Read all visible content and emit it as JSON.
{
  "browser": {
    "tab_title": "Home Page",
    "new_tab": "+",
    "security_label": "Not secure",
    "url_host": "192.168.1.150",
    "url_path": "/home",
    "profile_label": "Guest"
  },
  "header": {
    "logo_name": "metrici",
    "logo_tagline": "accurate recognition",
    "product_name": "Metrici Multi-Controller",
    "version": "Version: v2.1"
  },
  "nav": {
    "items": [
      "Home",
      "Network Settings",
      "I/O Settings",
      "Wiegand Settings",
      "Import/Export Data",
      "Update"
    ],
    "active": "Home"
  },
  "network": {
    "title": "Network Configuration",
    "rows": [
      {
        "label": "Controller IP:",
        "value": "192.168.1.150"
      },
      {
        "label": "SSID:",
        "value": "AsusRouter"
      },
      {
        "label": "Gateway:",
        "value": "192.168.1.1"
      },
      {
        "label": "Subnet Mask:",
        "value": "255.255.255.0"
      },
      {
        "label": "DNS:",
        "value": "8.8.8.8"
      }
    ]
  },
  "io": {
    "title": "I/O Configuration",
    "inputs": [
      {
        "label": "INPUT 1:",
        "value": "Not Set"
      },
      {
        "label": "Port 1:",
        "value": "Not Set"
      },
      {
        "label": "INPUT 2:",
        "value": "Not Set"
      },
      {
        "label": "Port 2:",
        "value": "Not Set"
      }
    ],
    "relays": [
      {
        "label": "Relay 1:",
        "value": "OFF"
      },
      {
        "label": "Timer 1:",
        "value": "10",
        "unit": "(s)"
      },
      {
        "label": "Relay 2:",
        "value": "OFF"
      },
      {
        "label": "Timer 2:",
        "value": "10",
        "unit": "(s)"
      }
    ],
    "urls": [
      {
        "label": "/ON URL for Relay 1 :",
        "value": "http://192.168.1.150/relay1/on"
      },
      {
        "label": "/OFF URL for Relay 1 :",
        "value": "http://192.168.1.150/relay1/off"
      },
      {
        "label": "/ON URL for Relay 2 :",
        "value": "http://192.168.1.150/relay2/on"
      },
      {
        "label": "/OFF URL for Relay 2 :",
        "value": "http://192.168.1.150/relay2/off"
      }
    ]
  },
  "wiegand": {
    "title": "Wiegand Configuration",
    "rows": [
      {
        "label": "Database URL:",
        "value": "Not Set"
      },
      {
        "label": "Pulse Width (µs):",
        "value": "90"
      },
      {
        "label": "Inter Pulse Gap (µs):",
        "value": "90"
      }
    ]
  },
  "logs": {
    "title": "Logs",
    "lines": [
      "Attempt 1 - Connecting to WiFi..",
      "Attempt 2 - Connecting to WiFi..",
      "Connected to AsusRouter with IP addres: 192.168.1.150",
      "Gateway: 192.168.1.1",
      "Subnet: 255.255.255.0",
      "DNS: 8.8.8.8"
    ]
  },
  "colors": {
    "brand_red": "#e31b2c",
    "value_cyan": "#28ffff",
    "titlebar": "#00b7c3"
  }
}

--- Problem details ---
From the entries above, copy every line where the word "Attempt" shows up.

--- Result ---
      "Attempt 1 - Connecting to WiFi..",
      "Attempt 2 - Connecting to WiFi..",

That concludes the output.